I have to admire free-solo climbers: those courageous (some would say foolhardy) souls who tackle huge rock faces without ropes or protection. Last night’s 60 Minutes, the only television show I watch regularly, featured a segment on the best of the free climbers: Alex Honnold, a 27 year old wunderkind from California who lives in a van.
Honnold has set many free-climbing records, both first ascents and speed records. For example, he soloed the Nose of El Capitan, also in Yosemite, in a bit under six hours; it takes regular rock climbers two to four days to do the same route. There is absolutely no room for error in this endeavor: if you fall, you die.

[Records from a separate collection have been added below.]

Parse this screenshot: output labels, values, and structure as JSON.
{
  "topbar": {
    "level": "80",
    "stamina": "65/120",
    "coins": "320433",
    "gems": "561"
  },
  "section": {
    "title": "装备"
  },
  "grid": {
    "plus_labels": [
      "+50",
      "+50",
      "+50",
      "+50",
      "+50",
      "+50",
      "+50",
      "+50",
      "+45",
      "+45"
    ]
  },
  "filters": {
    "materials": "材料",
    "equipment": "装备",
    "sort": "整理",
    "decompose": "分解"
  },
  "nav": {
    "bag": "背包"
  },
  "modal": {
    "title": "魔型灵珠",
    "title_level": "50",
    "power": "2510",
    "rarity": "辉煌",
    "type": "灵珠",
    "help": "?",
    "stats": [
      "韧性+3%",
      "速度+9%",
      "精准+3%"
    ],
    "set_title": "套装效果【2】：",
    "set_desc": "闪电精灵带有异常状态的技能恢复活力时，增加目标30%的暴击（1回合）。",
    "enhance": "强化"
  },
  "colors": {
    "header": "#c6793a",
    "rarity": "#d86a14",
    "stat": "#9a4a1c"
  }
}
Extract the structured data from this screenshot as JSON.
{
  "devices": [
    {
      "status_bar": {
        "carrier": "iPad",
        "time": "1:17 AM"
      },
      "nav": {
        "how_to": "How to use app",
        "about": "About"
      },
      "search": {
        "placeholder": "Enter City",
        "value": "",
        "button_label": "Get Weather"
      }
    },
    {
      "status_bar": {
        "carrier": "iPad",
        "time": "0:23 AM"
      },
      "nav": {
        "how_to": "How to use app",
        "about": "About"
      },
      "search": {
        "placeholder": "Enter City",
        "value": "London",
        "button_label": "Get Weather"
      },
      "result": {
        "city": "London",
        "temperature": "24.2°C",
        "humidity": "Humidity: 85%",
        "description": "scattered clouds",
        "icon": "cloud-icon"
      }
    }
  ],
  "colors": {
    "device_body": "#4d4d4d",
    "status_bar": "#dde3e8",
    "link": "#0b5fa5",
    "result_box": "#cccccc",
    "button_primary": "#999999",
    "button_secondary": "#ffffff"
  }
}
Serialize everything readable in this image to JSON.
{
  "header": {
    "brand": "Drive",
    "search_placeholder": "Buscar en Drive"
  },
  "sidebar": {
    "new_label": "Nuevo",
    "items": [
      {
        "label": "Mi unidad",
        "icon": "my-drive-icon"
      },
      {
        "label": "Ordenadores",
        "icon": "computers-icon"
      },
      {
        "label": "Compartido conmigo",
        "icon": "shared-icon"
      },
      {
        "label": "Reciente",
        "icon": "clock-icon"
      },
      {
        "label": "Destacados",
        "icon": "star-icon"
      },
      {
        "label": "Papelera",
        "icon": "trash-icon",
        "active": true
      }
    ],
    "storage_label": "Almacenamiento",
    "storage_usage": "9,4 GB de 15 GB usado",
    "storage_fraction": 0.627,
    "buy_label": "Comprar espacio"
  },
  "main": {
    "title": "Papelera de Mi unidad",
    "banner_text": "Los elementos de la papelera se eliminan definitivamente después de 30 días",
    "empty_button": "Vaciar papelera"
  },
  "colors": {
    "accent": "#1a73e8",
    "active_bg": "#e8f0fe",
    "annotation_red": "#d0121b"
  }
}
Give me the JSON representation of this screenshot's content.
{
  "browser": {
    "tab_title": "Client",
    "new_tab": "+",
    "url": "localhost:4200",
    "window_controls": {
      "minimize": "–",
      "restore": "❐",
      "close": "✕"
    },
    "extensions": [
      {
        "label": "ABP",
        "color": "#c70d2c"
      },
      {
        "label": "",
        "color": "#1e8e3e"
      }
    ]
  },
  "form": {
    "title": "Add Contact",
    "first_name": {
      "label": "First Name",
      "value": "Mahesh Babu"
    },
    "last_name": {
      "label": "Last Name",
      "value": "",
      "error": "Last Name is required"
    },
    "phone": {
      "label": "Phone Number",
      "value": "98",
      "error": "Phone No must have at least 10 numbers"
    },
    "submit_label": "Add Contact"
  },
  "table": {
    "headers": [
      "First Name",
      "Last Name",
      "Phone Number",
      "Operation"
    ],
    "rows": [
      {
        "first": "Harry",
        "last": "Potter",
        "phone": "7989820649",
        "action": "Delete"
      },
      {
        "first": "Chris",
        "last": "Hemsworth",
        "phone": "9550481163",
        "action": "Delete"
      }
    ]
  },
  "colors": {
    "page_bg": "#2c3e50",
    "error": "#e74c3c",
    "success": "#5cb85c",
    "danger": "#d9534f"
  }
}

You should definitely watch the 13-minute 60 Minutes segment, featuring the first free-solo climb of the 1600-foot north face of Sentinel Rock in Yosemite, here. Even if you don’t like rock climbing, this video will make you gasp. The show set up several cameras, including several affixed to the rock itself, to record Honnold’s ascent.
This is Sentinel Rock:
Here’s a video of Honnold free-soloing El Capitan. He climbed this and Half Dome on the same day.
I suppose if I had my life to live over again, I’d climb big mountains as an avocation; it will be one of my unrealized life’s dreams to summit Everest (I’ve stood at its base twice and had that regret). But I’d never do anything like this.